> _Brief_:
Copy all lines in the data that contain the string "Ctrl".

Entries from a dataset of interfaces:
*** Block opens ***

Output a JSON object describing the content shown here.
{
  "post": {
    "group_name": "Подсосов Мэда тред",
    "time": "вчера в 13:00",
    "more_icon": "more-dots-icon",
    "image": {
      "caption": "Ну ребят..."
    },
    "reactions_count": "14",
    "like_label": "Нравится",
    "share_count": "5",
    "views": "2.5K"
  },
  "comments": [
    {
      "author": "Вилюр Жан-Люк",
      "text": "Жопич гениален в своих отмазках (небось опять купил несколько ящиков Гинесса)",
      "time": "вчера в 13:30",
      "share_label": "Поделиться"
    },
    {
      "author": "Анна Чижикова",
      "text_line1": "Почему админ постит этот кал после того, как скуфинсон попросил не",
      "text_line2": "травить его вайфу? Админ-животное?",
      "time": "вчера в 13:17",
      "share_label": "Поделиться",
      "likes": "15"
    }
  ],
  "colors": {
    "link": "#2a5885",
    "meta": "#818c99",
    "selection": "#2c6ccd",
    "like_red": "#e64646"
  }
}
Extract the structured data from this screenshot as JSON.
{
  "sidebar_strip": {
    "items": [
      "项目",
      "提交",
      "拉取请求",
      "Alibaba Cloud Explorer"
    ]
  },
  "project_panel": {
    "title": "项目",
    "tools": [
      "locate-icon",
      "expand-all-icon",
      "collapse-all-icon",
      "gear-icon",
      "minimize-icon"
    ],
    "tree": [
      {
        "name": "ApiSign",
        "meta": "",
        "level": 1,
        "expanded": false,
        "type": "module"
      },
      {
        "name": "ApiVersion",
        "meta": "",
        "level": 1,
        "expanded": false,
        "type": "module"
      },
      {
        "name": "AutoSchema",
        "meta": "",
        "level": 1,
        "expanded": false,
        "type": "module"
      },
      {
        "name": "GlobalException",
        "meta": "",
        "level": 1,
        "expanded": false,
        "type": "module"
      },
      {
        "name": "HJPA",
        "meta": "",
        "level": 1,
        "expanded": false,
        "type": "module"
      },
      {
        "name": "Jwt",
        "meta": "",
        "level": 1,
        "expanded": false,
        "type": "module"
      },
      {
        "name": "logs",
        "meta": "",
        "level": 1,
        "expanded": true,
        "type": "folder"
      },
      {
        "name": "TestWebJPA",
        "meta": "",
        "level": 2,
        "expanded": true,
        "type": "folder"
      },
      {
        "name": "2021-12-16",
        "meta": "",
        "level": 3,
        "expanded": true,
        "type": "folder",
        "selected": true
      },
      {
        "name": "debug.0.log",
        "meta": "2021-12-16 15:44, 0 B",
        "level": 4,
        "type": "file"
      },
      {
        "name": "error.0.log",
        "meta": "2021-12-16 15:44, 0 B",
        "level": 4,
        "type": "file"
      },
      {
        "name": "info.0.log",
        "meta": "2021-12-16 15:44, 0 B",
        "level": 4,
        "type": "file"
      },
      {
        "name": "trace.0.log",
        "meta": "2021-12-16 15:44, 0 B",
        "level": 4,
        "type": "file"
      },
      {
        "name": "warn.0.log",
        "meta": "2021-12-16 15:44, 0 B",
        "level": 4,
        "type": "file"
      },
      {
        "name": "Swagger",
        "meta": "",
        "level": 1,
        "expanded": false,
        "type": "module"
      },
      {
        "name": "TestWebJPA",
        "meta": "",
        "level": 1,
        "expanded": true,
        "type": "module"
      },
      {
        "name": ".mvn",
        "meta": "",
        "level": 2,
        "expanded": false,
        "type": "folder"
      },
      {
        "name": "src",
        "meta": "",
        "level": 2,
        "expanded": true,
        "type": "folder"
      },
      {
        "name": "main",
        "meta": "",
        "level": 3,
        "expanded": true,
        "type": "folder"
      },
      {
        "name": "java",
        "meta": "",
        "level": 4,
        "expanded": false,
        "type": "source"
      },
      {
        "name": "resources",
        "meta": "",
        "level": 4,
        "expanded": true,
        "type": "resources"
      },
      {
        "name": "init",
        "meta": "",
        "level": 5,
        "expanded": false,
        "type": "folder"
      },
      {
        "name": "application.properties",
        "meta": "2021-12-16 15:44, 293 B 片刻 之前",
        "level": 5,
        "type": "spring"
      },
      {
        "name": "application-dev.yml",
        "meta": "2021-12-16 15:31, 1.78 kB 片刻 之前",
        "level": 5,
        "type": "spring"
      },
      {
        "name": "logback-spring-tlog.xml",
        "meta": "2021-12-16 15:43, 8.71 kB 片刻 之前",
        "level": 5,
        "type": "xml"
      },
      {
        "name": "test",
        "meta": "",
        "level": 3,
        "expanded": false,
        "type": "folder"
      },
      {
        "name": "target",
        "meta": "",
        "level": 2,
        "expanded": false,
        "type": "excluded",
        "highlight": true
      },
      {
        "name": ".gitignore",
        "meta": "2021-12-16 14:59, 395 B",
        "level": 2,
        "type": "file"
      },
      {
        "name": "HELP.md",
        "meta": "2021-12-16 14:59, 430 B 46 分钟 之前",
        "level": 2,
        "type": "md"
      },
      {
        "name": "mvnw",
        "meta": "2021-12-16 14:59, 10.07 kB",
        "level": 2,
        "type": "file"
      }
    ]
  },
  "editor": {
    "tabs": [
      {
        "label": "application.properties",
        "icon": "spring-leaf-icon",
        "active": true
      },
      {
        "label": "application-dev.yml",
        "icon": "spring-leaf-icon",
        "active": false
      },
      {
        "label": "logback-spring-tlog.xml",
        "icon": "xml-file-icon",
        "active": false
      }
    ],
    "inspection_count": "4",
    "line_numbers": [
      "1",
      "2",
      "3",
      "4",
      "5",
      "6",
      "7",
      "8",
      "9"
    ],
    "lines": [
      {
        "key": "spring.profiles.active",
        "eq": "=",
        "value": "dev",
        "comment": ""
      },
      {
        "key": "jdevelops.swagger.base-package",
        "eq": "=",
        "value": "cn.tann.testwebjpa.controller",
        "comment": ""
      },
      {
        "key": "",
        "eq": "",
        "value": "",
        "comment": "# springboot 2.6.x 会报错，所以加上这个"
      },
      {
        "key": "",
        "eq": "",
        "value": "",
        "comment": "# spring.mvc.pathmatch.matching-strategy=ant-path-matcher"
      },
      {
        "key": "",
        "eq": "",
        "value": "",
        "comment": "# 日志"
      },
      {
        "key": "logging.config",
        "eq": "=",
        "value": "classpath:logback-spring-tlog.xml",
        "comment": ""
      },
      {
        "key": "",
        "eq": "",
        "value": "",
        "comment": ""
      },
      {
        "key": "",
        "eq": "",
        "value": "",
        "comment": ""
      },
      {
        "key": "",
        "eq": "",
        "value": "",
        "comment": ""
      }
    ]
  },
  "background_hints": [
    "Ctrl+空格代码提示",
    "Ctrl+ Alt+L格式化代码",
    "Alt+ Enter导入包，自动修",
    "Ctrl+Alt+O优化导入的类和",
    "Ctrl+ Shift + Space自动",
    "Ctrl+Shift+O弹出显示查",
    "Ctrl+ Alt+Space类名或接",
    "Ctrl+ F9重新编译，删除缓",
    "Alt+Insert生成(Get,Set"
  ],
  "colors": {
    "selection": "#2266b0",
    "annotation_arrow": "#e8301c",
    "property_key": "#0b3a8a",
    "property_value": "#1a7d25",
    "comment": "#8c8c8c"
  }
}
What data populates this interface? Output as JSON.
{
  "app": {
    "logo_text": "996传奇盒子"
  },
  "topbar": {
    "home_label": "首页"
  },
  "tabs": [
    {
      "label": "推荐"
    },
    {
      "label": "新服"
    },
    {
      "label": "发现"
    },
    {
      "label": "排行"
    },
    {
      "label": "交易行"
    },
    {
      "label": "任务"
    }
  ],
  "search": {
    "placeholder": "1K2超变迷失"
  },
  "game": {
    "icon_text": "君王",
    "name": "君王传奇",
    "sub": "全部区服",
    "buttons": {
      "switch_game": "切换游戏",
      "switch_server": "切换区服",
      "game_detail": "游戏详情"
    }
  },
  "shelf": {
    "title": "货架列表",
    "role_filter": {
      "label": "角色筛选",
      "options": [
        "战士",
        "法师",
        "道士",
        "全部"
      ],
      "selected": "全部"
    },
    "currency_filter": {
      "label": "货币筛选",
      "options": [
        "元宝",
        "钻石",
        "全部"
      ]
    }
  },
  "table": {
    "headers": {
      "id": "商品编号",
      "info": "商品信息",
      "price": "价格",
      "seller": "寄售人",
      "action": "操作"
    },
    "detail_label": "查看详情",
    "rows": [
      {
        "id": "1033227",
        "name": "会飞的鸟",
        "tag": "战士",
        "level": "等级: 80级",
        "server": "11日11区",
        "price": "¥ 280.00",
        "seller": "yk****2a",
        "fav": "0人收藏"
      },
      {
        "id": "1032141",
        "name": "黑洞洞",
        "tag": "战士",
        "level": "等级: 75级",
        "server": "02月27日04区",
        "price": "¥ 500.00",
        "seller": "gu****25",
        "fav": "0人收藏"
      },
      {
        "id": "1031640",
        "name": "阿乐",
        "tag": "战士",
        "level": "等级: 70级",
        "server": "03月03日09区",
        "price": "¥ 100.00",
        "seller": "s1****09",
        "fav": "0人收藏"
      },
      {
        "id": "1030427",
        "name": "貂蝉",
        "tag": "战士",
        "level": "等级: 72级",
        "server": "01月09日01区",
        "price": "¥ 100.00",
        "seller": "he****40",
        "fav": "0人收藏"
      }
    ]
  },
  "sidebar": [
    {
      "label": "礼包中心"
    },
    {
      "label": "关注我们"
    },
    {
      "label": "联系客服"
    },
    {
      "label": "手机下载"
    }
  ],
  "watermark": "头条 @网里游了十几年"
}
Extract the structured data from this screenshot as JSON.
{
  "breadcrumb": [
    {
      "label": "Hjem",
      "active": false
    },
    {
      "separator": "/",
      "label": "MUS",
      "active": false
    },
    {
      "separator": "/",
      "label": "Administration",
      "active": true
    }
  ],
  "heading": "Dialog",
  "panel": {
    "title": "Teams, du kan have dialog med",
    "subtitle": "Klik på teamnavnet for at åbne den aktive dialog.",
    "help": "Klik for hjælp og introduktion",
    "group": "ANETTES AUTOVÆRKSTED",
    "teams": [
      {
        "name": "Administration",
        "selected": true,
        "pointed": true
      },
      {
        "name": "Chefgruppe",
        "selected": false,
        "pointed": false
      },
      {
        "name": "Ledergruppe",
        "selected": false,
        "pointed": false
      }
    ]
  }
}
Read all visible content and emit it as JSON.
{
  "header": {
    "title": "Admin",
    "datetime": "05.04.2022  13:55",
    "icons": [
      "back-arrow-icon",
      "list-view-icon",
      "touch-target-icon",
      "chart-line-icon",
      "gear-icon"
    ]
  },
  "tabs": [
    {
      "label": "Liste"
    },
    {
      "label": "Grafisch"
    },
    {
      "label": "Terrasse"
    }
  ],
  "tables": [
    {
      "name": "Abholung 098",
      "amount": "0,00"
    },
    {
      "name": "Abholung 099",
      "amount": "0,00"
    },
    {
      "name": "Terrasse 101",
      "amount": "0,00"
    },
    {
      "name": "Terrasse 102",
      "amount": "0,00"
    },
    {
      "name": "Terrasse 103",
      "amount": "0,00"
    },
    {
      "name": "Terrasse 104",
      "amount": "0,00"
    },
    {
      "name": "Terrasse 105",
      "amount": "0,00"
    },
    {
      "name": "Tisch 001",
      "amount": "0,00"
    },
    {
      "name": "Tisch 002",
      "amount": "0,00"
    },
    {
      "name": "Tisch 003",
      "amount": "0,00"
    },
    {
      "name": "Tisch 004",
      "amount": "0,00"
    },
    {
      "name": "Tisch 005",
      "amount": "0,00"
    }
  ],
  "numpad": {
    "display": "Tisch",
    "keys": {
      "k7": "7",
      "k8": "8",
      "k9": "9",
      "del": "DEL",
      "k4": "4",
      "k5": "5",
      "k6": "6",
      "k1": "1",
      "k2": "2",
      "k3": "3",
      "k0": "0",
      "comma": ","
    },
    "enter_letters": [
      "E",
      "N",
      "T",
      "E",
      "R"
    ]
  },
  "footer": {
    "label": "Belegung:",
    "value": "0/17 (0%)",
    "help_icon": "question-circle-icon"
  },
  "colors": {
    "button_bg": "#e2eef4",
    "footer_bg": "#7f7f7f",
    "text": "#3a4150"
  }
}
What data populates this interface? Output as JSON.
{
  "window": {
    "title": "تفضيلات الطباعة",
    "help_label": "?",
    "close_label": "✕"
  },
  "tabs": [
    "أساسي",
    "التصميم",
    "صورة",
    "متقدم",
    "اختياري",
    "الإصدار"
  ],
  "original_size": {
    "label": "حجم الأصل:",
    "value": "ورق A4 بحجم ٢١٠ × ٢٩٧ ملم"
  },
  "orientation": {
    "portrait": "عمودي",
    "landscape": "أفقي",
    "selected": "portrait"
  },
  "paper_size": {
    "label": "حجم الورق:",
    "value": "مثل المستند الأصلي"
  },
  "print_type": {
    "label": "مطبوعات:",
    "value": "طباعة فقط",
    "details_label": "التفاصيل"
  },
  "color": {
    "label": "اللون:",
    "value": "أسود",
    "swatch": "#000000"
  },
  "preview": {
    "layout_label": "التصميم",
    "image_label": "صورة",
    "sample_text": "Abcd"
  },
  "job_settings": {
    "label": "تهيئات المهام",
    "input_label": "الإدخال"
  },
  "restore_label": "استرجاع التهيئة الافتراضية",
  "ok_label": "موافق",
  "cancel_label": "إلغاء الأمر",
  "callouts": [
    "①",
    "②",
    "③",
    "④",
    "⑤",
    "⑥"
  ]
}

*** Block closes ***

> _Expected output_:
    "Ctrl+空格代码提示",
    "Ctrl+ Alt+L格式化代码",
    "Ctrl+Alt+O优化导入的类和",
    "Ctrl+ Shift + Space自动",
    "Ctrl+Shift+O弹出显示查",
    "Ctrl+ Alt+Space类名或接",
    "Ctrl+ F9重新编译，删除缓",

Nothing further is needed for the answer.